Lorna Lloyd, a ceramicist and photographer and her partner Bryan Dyke, a film editor, bought the former printworks in 2009. Lorna's touches are evident everywhere in the eclectic choice of furnishings and art, especially her own ceramic creations and photographic prints.
Hastings and its neighbour St Leonards have long been wooing the arty crowd with the promise of bohemian regeneration amid melancholy seaside decline. Since my last visit a few years ago, progress seems to have been slow but sure, particularly in St Leonards' hub of art and antiques, Norman Road. This is now spreading into the adjacent streets, with The St Leonards (thestleonard.co.uk), a new pub on the London Road, the place to review purchases over a glass of sauvignon. Check out the retro Post Office Tearooms (01424 718985; potearooms.wix.com/info; open Weds to Sun 10.30am-4pm) in the 1930s Marine Court. If you're in town on a Thursday, pack your needles for the weekly knitting night (6.30pm-8pm; admission £3.50).
Hastings has a thriving modern shopping centre, but head to the seafront – where there's a lot of smartening up still to do – and go east to George Street, a lane of independent boutiques that will delay your journey to the Stade, the home of the tall black huts that house Hastings' fishing community. The Stade is also where you'll find the town's biggest cultural draw, the Jerwood Gallery (01424 728377; jerwoodgallery.org; £7), a collection of 20th- and 21st-century art that opened (to much debate) next to the fishermen's huts in 2012. It reopens on 2 February with a new exhibition titled Knock Knock: Seven Artists in Hastings. When you've had enough of shops and galleries, take the East Hill lift up the cliff and stride out in the Country Park.
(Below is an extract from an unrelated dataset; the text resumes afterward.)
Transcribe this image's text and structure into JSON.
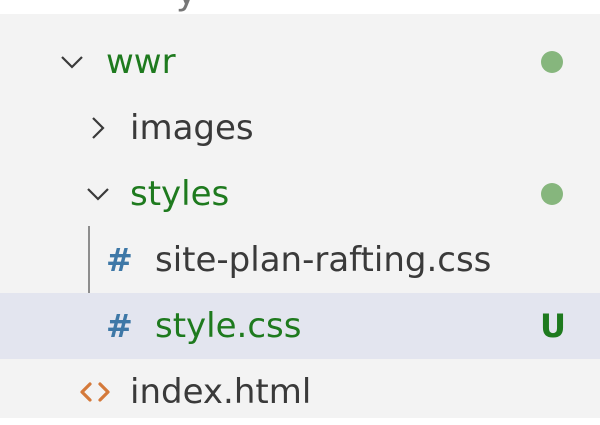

For more ideas, go to visit1066country.com.
The pit stop
Webbe's Rock-a-Nore (01424 721650; webbesrestaurants.co.uk) in the old town takes advantage of its location across the road from the town's fishing fleet to offer the freshest landings from Hastings' shores. The menu will excite seafood fans, with inspired nibbles such as a glass of rosé prosecco with three oysters (£8.50), and a selection of tasting plates that includes skate cheeks with sauce gribiche (£3.50 per dish, five for £16). Top choice is the shellfish platter, a pile of oysters, whelks, winkles, prawns and crabs, served on a bed of ice, which is available for one at a very competitive £12. The styling of the dining space is disappointing, seemingly borrowing its inspiration from Furniture Village, but the bustling restaurant is no less popular for it.
The Printworks, 14 Claremont, America Ground, Hastings, East Sussex TN34 1HA (01424 425532; theprintworkshastings.com). B&B doubles from £80.